• Dataset rows for apps and sites:

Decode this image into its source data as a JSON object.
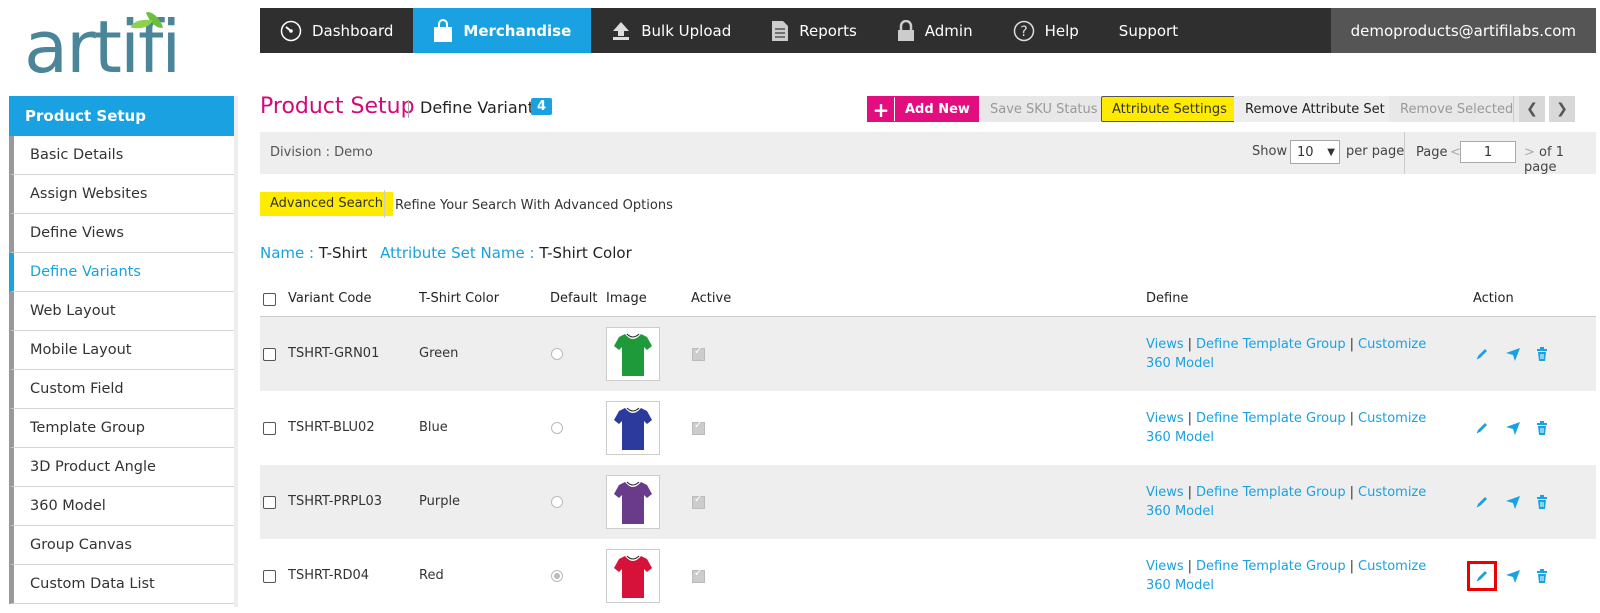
{
  "brand": {
    "logo_text": "artifi",
    "accent": "#1aa1e1",
    "title_color": "#d10a79"
  },
  "topnav": {
    "items": [
      {
        "label": "Dashboard",
        "icon": "dashboard-gauge-icon"
      },
      {
        "label": "Merchandise",
        "icon": "shopping-bag-icon",
        "active": true
      },
      {
        "label": "Bulk Upload",
        "icon": "upload-icon"
      },
      {
        "label": "Reports",
        "icon": "report-document-icon"
      },
      {
        "label": "Admin",
        "icon": "lock-icon"
      },
      {
        "label": "Help",
        "icon": "help-circle-icon"
      },
      {
        "label": "Support"
      }
    ],
    "user": "demoproducts@artifilabs.com"
  },
  "sidebar": {
    "header": "Product Setup",
    "items": [
      {
        "label": "Basic Details"
      },
      {
        "label": "Assign Websites"
      },
      {
        "label": "Define Views"
      },
      {
        "label": "Define Variants",
        "active": true
      },
      {
        "label": "Web Layout"
      },
      {
        "label": "Mobile Layout"
      },
      {
        "label": "Custom Field"
      },
      {
        "label": "Template Group"
      },
      {
        "label": "3D Product Angle"
      },
      {
        "label": "360 Model"
      },
      {
        "label": "Group Canvas"
      },
      {
        "label": "Custom Data List"
      }
    ]
  },
  "header": {
    "title": "Product Setup",
    "subtitle": "Define Variants",
    "count": "4",
    "buttons": {
      "add_new": "Add New",
      "save_sku": "Save SKU Status",
      "attribute_settings": "Attribute Settings",
      "remove_attribute_set": "Remove Attribute Set",
      "remove_selected": "Remove Selected"
    },
    "prev_arrow": "❮",
    "next_arrow": "❯"
  },
  "filter": {
    "division_label": "Division :",
    "division_value": "Demo",
    "show_label": "Show",
    "show_value": "10",
    "per_page_label": "per page",
    "page_label": "Page",
    "page_prev": "<",
    "page_value": "1",
    "page_next": ">",
    "page_total": "of 1 page"
  },
  "search": {
    "advanced_label": "Advanced Search",
    "advanced_hint": "Refine Your Search With Advanced Options"
  },
  "meta": {
    "name_label": "Name :",
    "name_value": "T-Shirt",
    "attrset_label": "Attribute Set Name :",
    "attrset_value": "T-Shirt Color"
  },
  "table": {
    "columns": {
      "variant_code": "Variant Code",
      "color": "T-Shirt Color",
      "default": "Default",
      "image": "Image",
      "active": "Active",
      "define": "Define",
      "action": "Action"
    },
    "links": {
      "views": "Views",
      "template_group": "Define Template Group",
      "customize": "Customize 360 Model"
    },
    "rows": [
      {
        "code": "TSHRT-GRN01",
        "color": "Green",
        "shirt_color": "#1e9a3a",
        "default": false,
        "active": true
      },
      {
        "code": "TSHRT-BLU02",
        "color": "Blue",
        "shirt_color": "#2b3a9c",
        "default": false,
        "active": true
      },
      {
        "code": "TSHRT-PRPL03",
        "color": "Purple",
        "shirt_color": "#6a3b8a",
        "default": false,
        "active": true
      },
      {
        "code": "TSHRT-RD04",
        "color": "Red",
        "shirt_color": "#d6123a",
        "default": true,
        "active": true
      }
    ]
  }
}
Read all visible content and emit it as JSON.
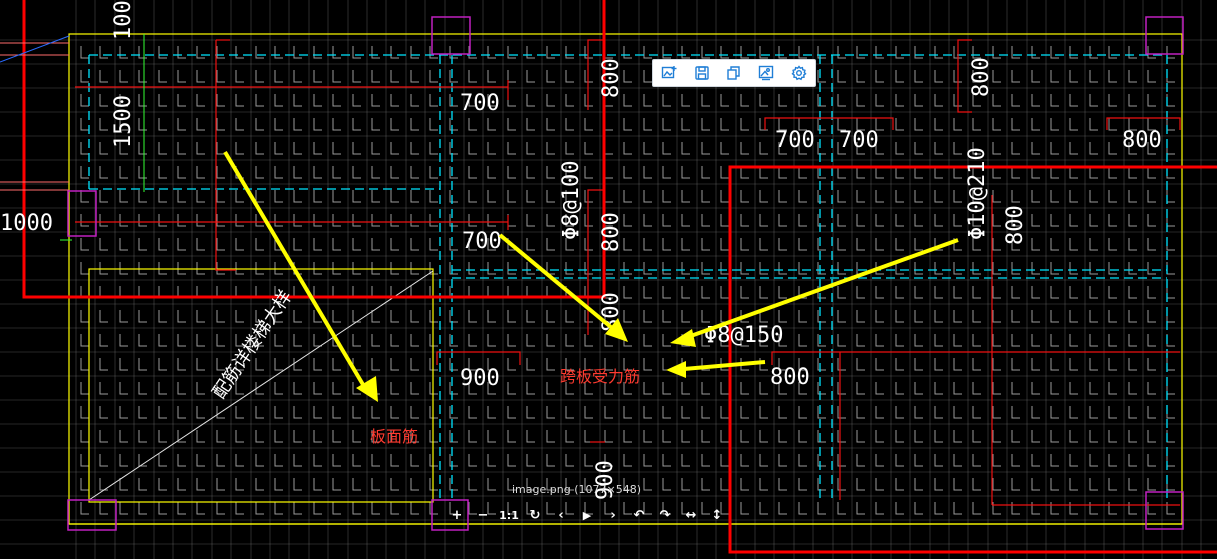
{
  "drawing": {
    "dims": {
      "d100": "100",
      "d1500": "1500",
      "d1000": "1000",
      "d700a": "700",
      "d800a": "800",
      "d700b": "700",
      "d700c": "700",
      "d800b": "800",
      "d700d": "700",
      "d800c": "800",
      "d800d": "800",
      "d800e": "800",
      "d900": "900",
      "d800f": "800",
      "d800g": "800",
      "d900b": "900"
    },
    "rebar": {
      "r1": "Φ8@100",
      "r2": "Φ10@210",
      "r3": "Φ8@150"
    },
    "stair_note": "配筋详楼梯大样",
    "labels": {
      "top_bar": "板面筋",
      "span_bar": "跨板受力筋"
    }
  },
  "toolbar": {
    "items": [
      {
        "name": "add-image-icon"
      },
      {
        "name": "save-icon"
      },
      {
        "name": "copy-icon"
      },
      {
        "name": "image-edit-icon"
      },
      {
        "name": "settings-icon"
      }
    ]
  },
  "viewer": {
    "caption": "image.png (1077×548)",
    "controls": [
      "+",
      "−",
      "1:1",
      "↻",
      "‹",
      "▶",
      "›",
      "↶",
      "↷",
      "↔",
      "↕"
    ]
  },
  "colors": {
    "background": "#000000",
    "grid": "#8a8a8a",
    "outline": "#ffff00",
    "dashed": "#00ffff",
    "rebar_red": "#ff0000",
    "column": "#c000c0",
    "arrow": "#ffff00",
    "toolbar_icon": "#1f7ed6"
  }
}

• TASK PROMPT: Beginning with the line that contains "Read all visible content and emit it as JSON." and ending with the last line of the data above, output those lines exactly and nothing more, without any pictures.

• ANSWER TO THIS PROBLEM:
Read all visible content and emit it as JSON.
{
  "drawing": {
    "dims": {
      "d100": "100",
      "d1500": "1500",
      "d1000": "1000",
      "d700a": "700",
      "d800a": "800",
      "d700b": "700",
      "d700c": "700",
      "d800b": "800",
      "d700d": "700",
      "d800c": "800",
      "d800d": "800",
      "d800e": "800",
      "d900": "900",
      "d800f": "800",
      "d800g": "800",
      "d900b": "900"
    },
    "rebar": {
      "r1": "Φ8@100",
      "r2": "Φ10@210",
      "r3": "Φ8@150"
    },
    "stair_note": "配筋详楼梯大样",
    "labels": {
      "top_bar": "板面筋",
      "span_bar": "跨板受力筋"
    }
  },
  "toolbar": {
    "items": [
      {
        "name": "add-image-icon"
      },
      {
        "name": "save-icon"
      },
      {
        "name": "copy-icon"
      },
      {
        "name": "image-edit-icon"
      },
      {
        "name": "settings-icon"
      }
    ]
  },
  "viewer": {
    "caption": "image.png (1077×548)",
    "controls": [
      "+",
      "−",
      "1:1",
      "↻",
      "‹",
      "▶",
      "›",
      "↶",
      "↷",
      "↔",
      "↕"
    ]
  },
  "colors": {
    "background": "#000000",
    "grid": "#8a8a8a",
    "outline": "#ffff00",
    "dashed": "#00ffff",
    "rebar_red": "#ff0000",
    "column": "#c000c0",
    "arrow": "#ffff00",
    "toolbar_icon": "#1f7ed6"
  }
}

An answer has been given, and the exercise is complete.